• What to do
Using "behalf" as the search string, find the matching lines below and copy them.

• Exercise materials

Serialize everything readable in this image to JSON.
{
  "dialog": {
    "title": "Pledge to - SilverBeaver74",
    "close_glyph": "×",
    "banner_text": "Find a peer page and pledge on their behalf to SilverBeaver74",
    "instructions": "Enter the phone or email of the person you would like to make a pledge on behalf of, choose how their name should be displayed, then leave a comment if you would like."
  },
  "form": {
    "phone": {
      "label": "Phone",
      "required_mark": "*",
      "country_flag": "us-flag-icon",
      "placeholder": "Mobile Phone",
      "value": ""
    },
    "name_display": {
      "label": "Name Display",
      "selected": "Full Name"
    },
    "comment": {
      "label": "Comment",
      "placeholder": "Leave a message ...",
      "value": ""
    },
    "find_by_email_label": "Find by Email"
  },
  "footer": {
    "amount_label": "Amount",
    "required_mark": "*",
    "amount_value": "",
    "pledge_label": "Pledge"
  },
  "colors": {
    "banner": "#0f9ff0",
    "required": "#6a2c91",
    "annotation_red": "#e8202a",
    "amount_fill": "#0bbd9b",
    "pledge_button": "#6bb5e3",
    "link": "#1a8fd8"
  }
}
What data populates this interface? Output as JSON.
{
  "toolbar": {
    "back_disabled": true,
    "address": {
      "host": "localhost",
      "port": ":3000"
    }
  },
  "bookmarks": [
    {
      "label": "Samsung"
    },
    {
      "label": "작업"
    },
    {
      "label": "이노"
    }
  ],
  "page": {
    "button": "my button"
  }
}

• Solution to the exercise
    "banner_text": "Find a peer page and pledge on their behalf to SilverBeaver74",
    "instructions": "Enter the phone or email of the person you would like to make a pledge on behalf of, choose how their name should be displayed, then leave a comment if you would like."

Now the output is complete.